To begin with, they love baseball and have an abiding respect for its history. They might write and sing about Ted Williams (Ted F***ing Williams, which kicks off with a rhythmic pinch from Rock and Roll, Part 2) and Mark McGwire (Broken Man), but they lavish equal attention on fringe figures like "Big Ed" Delahanty, who disappeared under suspicious circumstances in 1903.
One song, Gratitude, is narrated from beyond the grave by Curt Flood, resentful that well-compensated modern players barely acknowledge his sacrifice. Another, The Yankee Flipper, sheds some light on the 1995 incident in which Jack McDowell flipped booing Yankee fans the bird on his way off the field. It turns out he had tipped a beverage or 12 the previous night with McCaughey and R.E.M.'s Mike Mills. Other names dropped include Bert Campaneris, Len Barker and Garry Templeton.
"We went for our favorite characters," Wynn said. "It's really a natural subject to write about, all these great American heroes and villains. Baseball's always had that extreme-outlaw element."
Added McCaughey, "We ended up writing about some of the freaks, some of the oddities, some of the malcontents. It would've been harder to write about Ernie Banks being such a great guy. That's not in our nature."
The record works for two reasons. First, because of that clear passion for and knowledge of the game; and second, because it is way loud and incredibly hooky. The end result? Think Ragged Glory-era Neil Young, had he focused his lyric-writing energy on baseball instead of love and peace and model trains.
(Is this a plug? Damn straight it's a plug. We have suffered through Cotton Eye Joe and the accompanying fat-guy-dancing video montages hundreds of times. Our collective sanity and aural well-being hinges upon the Baseball Project becoming a ballpark mainstay, or at least enough of one to bump Takin'Care of Business from the regular rotation. OK, rant over.)
Wynn and McCaughey each came up with the concept for the record independently ("that's why we had to do it together," Wynn deadpanned). They hashed out the idea at a reception before R.E.M.'s induction into the Rock and Roll Hall of Fame back in March 2007, then wrote and recorded the album during a week-long flurry last December.
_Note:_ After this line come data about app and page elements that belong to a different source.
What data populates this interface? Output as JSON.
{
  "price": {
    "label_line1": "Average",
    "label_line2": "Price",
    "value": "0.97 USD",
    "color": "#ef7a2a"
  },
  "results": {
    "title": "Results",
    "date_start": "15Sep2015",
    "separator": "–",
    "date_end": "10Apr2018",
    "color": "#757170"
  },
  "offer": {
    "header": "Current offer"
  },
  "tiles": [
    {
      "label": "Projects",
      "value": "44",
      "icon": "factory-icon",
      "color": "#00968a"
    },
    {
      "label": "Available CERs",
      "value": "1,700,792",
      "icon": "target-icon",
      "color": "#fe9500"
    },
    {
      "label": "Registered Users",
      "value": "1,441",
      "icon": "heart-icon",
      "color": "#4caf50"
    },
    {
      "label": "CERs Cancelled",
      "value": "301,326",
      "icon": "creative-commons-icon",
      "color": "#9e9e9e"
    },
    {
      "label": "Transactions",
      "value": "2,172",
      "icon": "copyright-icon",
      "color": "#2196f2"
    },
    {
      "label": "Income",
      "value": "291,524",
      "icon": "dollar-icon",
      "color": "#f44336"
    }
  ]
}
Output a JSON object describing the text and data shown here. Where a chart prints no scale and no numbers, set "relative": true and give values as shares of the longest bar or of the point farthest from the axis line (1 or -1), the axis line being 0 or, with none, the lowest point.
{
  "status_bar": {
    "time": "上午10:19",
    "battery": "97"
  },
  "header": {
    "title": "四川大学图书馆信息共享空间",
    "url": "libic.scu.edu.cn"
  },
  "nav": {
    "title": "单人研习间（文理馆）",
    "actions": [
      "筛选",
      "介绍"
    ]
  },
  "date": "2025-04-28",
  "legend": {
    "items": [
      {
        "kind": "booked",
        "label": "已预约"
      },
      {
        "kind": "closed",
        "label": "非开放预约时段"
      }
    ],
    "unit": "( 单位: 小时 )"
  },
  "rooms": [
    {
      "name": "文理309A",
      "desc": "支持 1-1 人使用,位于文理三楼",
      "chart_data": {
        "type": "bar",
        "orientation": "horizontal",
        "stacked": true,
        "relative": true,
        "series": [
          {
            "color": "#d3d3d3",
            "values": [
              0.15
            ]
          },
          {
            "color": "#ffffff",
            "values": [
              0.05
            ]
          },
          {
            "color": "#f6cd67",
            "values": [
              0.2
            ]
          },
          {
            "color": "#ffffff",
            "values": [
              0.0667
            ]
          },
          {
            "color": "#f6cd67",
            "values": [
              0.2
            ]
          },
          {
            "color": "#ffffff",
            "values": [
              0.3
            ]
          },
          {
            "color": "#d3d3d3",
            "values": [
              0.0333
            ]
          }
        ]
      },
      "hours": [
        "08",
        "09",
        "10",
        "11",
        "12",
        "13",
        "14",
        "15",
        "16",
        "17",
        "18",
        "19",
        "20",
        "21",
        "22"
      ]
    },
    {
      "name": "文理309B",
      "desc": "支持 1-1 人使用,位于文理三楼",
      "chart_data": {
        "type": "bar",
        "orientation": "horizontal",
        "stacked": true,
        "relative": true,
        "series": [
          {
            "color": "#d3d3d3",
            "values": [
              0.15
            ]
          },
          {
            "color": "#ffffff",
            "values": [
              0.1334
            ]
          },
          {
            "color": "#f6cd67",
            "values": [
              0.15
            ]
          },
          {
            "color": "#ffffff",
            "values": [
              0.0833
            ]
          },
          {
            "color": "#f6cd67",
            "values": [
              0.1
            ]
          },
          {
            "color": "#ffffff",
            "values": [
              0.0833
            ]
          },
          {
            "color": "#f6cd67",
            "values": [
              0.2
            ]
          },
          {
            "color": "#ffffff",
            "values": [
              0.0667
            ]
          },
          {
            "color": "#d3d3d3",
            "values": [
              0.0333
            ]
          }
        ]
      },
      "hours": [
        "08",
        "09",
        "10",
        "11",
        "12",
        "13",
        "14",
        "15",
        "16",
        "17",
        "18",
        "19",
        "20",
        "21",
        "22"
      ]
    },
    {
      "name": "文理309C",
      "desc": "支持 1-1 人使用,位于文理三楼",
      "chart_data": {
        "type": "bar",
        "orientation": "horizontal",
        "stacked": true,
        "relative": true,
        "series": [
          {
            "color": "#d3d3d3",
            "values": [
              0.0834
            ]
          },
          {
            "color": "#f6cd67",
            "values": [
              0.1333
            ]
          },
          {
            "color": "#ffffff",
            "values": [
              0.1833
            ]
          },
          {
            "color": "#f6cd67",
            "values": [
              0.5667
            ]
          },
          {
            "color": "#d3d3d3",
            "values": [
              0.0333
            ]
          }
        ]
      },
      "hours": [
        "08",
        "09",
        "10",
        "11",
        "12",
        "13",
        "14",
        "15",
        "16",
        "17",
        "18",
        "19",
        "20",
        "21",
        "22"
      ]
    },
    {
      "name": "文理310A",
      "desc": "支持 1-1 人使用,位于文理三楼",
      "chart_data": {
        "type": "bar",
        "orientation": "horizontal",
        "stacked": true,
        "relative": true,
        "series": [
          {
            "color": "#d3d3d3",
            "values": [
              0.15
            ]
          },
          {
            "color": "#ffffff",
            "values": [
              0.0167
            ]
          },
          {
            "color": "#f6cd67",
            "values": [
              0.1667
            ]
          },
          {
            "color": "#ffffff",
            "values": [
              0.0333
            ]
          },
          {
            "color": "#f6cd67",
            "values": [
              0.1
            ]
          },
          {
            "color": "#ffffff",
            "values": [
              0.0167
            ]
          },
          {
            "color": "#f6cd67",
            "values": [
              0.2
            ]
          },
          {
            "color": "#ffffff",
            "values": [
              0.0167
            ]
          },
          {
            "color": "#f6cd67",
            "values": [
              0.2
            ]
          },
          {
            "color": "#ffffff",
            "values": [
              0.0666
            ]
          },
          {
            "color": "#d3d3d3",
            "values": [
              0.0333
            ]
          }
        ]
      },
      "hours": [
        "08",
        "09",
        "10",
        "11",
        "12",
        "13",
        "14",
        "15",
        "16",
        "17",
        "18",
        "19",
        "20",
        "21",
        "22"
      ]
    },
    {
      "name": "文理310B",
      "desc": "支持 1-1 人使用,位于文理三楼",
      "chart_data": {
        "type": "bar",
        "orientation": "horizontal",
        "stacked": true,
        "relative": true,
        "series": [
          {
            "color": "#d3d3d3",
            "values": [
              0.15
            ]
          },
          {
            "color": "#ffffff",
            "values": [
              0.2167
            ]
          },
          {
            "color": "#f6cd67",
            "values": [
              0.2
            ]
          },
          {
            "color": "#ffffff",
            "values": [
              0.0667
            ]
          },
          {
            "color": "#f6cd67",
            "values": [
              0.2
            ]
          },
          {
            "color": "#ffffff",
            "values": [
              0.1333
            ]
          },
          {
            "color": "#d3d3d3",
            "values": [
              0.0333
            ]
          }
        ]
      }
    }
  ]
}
They arrive at their fandom genuinely. Wynn grew up in Los Angeles worshipping Sandy Koufax, even though he wasn't much of a player. "Once I saw live pitching, it was all over," he admitted. McCaughey was slightly more of a jock, continuing to play in beer leagues well into his 30s. He rooted for the Giants growing up but has transferred his affection to the Mariners after living in Seattle for 25 years. He has saved either the box scores or ticket stubs from each of the "couple hundred" games he has attended, and hit six MLB games on off days during R.E.M.'s recent U.S. tour. "I got a foul ball in Minnesota," he crowed.